Maybe it would help if you think of this patient as someone close to you a parent or grandparent.
What comes to mind why an 80yr.old with asthma might be in the ED in respiratory distress?
For me I would think knowledge deficient, poor health maintenance, or memory impaired, does he know what to avoid that triggers his asthma, does he recognize early signs of an asthma attack, what medication is he on and does he know what to use when, does he know how and when to use his rescue inhaler.
risk for Ineffective Airway clearance r/t tracheobronchial narrowing, as "Karolyte" stated above.
risk for Ineffective Health Maintenance r/t deficient knowledge regarding physical triggers, medications, or treatment of early warning signs.
risk for Ineffective Therapeutic Regimen Management
When I was in nursing school often I felt stumped too when the instructor asked questions. In hindsight, I felt I needed to give a very intellectual sounding answer or a word for word Nanda nursing diagnosis. Now, honestly, I think if I had said risk of his airway constricting, or risk of future asthma attacks, something that would have told my instructor I understood this patient's "priority diagnosis" would involve the "A" of ABC's Airway, Breathing, and Circulation I would have been fine with those answers. I quess it all depends on how strict your instructor is.

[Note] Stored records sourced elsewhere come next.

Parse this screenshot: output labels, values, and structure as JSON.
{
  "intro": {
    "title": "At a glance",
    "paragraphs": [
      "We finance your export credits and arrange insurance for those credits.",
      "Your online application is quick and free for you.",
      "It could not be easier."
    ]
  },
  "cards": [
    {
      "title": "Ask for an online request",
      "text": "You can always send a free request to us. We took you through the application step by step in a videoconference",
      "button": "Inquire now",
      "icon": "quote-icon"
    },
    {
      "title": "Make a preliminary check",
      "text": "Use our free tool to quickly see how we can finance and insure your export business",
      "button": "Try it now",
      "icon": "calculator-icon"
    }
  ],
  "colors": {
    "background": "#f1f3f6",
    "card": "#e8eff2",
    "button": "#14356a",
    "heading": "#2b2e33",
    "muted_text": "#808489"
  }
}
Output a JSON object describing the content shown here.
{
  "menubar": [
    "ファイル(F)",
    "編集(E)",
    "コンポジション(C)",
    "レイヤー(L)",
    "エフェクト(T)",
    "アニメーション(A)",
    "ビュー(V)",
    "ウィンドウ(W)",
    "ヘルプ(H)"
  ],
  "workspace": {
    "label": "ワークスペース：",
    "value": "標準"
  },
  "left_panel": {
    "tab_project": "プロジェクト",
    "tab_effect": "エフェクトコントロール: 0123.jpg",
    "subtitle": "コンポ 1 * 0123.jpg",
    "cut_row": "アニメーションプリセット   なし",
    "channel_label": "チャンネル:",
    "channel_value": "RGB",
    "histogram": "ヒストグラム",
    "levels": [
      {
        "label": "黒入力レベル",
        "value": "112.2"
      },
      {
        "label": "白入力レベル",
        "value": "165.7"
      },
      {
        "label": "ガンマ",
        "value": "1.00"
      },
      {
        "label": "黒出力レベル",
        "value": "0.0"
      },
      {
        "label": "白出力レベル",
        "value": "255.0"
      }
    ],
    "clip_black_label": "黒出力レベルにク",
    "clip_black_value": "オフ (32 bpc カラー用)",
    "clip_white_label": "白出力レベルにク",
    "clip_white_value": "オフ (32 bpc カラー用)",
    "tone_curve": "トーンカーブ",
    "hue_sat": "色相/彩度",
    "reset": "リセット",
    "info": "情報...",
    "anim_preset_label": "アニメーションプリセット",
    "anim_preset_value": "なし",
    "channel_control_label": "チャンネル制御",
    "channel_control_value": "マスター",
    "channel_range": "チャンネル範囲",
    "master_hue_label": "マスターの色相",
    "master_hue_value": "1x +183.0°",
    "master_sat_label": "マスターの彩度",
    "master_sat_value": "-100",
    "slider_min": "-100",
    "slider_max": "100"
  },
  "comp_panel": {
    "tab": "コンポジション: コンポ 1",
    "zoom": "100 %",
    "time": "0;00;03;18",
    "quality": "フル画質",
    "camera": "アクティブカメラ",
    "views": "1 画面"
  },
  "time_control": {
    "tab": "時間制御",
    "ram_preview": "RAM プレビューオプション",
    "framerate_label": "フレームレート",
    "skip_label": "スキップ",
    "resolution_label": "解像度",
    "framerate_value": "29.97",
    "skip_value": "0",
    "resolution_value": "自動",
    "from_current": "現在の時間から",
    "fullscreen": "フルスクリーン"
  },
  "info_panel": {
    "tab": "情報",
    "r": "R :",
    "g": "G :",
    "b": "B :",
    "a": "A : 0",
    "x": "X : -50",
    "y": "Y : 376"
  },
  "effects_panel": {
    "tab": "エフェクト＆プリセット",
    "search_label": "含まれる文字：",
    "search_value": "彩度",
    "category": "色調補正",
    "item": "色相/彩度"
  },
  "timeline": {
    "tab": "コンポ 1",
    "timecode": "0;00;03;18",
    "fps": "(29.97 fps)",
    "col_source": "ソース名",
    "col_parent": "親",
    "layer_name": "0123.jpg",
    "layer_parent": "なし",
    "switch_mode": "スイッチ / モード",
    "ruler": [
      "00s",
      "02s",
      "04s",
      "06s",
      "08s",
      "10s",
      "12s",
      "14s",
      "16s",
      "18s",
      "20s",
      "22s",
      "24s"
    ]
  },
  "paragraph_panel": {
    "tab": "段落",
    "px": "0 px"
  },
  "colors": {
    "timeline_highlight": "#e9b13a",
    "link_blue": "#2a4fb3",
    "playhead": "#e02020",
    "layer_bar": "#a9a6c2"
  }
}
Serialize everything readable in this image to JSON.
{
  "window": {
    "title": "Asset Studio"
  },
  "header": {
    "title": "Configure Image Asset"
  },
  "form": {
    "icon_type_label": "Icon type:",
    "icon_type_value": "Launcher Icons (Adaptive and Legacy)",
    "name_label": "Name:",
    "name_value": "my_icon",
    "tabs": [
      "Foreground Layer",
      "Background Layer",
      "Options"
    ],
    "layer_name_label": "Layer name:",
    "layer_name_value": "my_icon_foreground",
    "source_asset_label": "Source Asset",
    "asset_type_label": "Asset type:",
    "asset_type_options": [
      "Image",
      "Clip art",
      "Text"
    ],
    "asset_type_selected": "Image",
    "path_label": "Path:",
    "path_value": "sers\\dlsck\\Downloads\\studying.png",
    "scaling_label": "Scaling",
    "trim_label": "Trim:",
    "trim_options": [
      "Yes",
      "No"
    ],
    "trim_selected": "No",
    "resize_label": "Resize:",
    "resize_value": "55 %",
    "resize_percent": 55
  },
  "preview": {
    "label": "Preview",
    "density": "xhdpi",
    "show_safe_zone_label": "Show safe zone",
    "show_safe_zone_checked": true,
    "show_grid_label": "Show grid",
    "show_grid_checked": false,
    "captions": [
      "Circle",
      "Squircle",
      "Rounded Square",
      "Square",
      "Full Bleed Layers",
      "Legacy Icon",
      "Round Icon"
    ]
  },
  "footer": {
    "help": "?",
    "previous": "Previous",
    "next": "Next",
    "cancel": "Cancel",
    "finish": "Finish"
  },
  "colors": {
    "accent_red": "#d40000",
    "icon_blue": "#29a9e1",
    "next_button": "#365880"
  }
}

For the Schizophrenic patient
disturbed, Thought Processes, is the first thing that comes to mind but for your patient who had been fighting I would prioritize Violence or Injury.
risk for self- and other-directed Violence r/t lack of trust, panic, hallucinations, delusional thinking
risk for injury
These are some other possible nursing diagnosis for schizophrenia but not ones that I could spout off in post conference without having looked at a list of nursing diagnosis ahead of time.
Social interaction impaired
risk for, relocation stress syndrome
disturbed personal identity
ineffective community coping
Best of Luck